DONEGAL footballer Patrick McBrearty’s decision not to attend the Central Hearings Committee (CHC) meeting which investigated claims that he had been bitten during the National League game against Dublin last month was against the wishes of the team management.
It was also against the advice of both the management and the county board, who had urged the player to attend.
Donegal officials provided photographs of the injury sustained by McBrearty, which they said were consistent with that sustained by a bite, while the Donegal team doctor, Charlie McManus, along with Aodh Mairtín Ó Fearraigh the county secretary, attended the meeting on April 25th in Croke Park and presented medical evidence to corroborate the allegation.

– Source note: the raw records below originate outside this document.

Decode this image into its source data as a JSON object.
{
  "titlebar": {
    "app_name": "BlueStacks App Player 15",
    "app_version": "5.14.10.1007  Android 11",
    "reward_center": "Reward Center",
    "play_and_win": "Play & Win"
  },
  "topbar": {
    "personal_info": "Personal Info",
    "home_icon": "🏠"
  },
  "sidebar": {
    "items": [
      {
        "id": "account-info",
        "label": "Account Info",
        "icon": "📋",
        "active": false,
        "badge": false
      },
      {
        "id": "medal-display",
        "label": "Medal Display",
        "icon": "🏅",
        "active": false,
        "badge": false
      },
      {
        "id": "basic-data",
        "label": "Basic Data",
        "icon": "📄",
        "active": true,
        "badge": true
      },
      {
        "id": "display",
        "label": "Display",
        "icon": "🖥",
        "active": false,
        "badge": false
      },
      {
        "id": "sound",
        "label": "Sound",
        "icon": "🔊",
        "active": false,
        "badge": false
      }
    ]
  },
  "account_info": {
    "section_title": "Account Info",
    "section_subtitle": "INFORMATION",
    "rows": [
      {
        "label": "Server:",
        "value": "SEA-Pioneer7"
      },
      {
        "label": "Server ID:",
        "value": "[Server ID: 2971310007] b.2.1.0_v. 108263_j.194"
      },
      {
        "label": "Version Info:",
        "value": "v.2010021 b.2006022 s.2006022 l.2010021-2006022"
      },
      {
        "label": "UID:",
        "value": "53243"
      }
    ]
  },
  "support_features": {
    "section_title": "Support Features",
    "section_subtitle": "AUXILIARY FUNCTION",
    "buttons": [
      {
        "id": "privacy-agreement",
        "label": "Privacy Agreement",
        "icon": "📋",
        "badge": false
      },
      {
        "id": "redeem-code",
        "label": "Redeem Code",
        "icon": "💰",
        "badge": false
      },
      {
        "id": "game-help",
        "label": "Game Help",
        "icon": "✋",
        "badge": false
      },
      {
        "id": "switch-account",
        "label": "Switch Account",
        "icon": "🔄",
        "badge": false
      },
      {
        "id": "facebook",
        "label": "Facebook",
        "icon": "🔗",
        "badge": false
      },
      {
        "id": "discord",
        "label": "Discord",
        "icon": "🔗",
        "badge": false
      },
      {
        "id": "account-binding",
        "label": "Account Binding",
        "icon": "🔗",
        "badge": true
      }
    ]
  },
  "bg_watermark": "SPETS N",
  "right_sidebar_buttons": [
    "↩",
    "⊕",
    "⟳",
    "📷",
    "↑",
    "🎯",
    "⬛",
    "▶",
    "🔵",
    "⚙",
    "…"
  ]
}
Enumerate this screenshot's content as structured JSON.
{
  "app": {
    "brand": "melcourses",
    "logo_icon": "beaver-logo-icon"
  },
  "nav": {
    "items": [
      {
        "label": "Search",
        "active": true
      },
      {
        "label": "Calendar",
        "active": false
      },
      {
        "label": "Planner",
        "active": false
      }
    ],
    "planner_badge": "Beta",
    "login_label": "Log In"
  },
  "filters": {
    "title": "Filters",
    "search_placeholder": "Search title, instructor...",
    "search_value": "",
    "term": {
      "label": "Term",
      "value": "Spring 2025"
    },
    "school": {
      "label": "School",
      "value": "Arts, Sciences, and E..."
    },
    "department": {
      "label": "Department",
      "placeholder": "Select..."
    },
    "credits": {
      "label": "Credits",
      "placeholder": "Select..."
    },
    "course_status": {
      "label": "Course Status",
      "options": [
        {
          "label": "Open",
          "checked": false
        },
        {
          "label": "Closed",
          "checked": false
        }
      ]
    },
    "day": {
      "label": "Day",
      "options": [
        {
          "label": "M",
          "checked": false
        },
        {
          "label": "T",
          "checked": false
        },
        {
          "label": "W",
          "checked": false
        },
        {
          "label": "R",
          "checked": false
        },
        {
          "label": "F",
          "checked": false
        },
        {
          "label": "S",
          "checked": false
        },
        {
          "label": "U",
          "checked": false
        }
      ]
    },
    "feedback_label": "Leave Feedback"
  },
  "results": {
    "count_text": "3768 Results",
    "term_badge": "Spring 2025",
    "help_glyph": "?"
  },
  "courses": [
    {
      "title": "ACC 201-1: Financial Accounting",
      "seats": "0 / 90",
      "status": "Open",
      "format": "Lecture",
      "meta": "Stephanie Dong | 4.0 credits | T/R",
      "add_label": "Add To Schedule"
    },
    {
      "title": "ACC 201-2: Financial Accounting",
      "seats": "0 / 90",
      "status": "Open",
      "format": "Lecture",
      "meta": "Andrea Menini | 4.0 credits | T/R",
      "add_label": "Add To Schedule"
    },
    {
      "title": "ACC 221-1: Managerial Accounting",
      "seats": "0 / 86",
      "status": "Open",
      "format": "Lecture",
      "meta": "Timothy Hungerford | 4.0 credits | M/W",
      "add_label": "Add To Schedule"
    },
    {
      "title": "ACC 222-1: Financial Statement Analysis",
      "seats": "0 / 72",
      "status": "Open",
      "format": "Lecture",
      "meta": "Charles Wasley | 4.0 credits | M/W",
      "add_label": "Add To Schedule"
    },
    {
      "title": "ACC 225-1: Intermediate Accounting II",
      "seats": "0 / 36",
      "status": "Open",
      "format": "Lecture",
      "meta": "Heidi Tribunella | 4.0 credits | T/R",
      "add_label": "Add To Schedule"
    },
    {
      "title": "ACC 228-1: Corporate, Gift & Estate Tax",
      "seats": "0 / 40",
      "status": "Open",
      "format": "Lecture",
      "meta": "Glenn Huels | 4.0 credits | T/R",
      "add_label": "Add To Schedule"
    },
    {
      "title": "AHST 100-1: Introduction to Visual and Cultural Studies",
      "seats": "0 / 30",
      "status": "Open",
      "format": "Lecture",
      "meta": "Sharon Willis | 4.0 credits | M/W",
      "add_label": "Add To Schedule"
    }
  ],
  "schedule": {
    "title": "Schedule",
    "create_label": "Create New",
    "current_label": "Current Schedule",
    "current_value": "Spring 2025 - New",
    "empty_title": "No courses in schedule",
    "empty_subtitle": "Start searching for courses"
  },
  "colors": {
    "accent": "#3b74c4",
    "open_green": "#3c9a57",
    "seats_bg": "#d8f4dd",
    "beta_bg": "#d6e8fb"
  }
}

Dublin corner-back Kevin O’Brien took an appeal to the CHC after having a three-match ban slapped on him by the Central Competitions Controls Committee (CCCC). O’Brien chose not to accept the proposed suspension, challenging the allegations that he had been responsible for the incident.
While Donegal presented significant evidence, it was the failure of McBrearty to be presented at the hearing that meant the case collapsed.
At Tuesday night’s county committee meeting in Ballybofey, the Donegal County Chairman, Sean Dunnion, said that McBrearty had acted against the wishes of senior officers and management when he chose not to go.
“We did everything possible,” he said.
“We replied to all correspondence and were represented by (county secretary) Aodh Mairtín Ó Fearraigh and (team doctor) Charlie McManus.
“Against the advices of county officials and the county team management, the player decided not to attend.
“It was for reasons unknown to us.”
He was responding to a query from Naomh Ultan’s representative, Terence McGinley.
“Donegal took the case so far and he decided not to go at the last minute,” Mr McGinley said. “Who gave that order?”
The allegations had been reported at the time by Mr Ó Fearraigh to Padraig Hughes, the referee, and to Michael Duffy, who took charge of the game when Hughes got injured.
The claims were included in the match officials’ reports, though none of the officials witnessed anything untoward.
The falling of the disciplinary proceedings caused considerable frustration in Croke Park. In the days after the CHC hearing Liam O’Neill, the GAA President, said: “We had no evidence provided on the game. People who had evidence didn’t show and that’s it.”
DECLAN BONNER will look to collect the first piece of silverware from his second tenure in charge of Donegal.